Key statistics: The Shockers scored 42 points in the paint, 30 in the second half. They scored 49 second-half points, making 20 of 37 shots to erase an eight-point halftime deficit.
How the game turned: This will sound familiar. Cleanthony Early made two threes (early in the second half instead of late) to get WSU’s offense rolling. Those shots, and several defensive stops, sparked WSU to a 14-2 run after halftime. WSU led 36-32 wtih 15:46 to play on Early’s dunk and never trailed again.
Records: WSU 9-0, ORU 5-4
ORU can’t keep up when the Shockers start running.
Bob Lutz: It’s Chadrack, if you please.
Tougher guarantee games beef up WSU schedule.
- Oral Roberts came to Koch Arena hoping to shut down WSU guards Ron Baker and Fred VanVleet and hope the big men couldn’t bail out the Shockers. Good strategy. Baker scored 20-plus points in four previous games and one of those two led WSU in scoring in six of eight games. WSU’s big men? Who knows how they might react. Baker scored nine points, on 2-of-8 shooting, and VanVleet four. The Shocker bigs spoiled the plan with a productive second half. Chadrack Lufile scored a career-high 14 points, 10 in the second half. Darius Carter scored 12 points, his first double-figures game as a Shocker, 10 in the second half. “Our post defense was awful,” ORU coach Scott Sutton said. “I thought we did a great job the entire night on the two guys I was pretty concerned with, and that’s Baker and VanVleet. I thought our big guys could play them even. They’re a lot better than what I saw on tape. If they can play at that level, obviously this is a great, great team because their guards are obviously excellent.” The Shockers also got five rebounds, four on offense, from Kadeem Coleby, who scored five points.
- Lufile continues to be the revelation of the early season. He will get a lot of credit for his 14 points, setting a career-high for a second straight game. He also grabbed three offensive rebounds (seven total) and his defense on Shawn Glover helped change the tone of the game in the second half. Coleby and Carter, however, remain critical to WSU’s future. Coleby, even for his ups and downs this season, offers WSU the potential of the best blend of shot-blocking and scoring. Carter, as well, can do some things athletically that Lufile cannot. While Lufile might be close to reaching his ceiling, Coleby and Carter have much more to offer and WSU will need them to contribute against more physical teams on the schedule.
- WSU coach Gregg Marshall said the big men got going on offense in the second half by running hard to the lane against ORU’s man to man. “In the second half, I thought we were taking on those ball screens more aggressively and finding the roll guy,” he said. “The roll guy was rolling to score. He wasn’t rolling like it was a stroll in the park. He had a purpose, and (Chadrack) was the beneficiary most of the time.”

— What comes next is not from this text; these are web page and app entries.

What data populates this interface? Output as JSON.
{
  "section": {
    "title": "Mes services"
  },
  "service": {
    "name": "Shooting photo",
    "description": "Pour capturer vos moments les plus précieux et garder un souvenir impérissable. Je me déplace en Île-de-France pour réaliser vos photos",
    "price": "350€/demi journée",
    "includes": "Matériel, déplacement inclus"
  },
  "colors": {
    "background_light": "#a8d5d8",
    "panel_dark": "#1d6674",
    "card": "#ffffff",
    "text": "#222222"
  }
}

- Will WSU move into the top 10 in the AP poll? How much will voters penalize No. 6 Kansas for two losses in its past three games? Those questions are connected and I would guess Kansas will drop, but not out of the top 10. No. 1 Michigan State (North Carolina) and No. 3 Kentucky (Baylor) also lost. There will be shuffling in the top 10, but I’m not sure it will move the Shockers up.
- The MVC showed a bit of life on Saturday, although not enough to dramatically change perceptions. Illinois State defeated No. 25 Dayton 81-75. Redbirds coach Dan Muller upgraded his schedule and it’s good to see his team rewarded with a victory. Dayton owns wins over Georgia Tech and Gonzaga and a one-point loss to Baylor. Northern Iowa teased MVC fans with an 18-point lead against No. 17 Iowa State before losing 91-82 in overtime. Indiana State improved to 6-2 and it’s worth noting its losses are by one-point each. The Sycamores play Belmont and Saint Louis this month, which means they might have a chance to revive their at-large resume – but only if Notre Dame improves its No. 206 RPI.
Next up: vs. Tennessee, 1 p.m. Saturday at Intrust Bank Arena (ESPN2)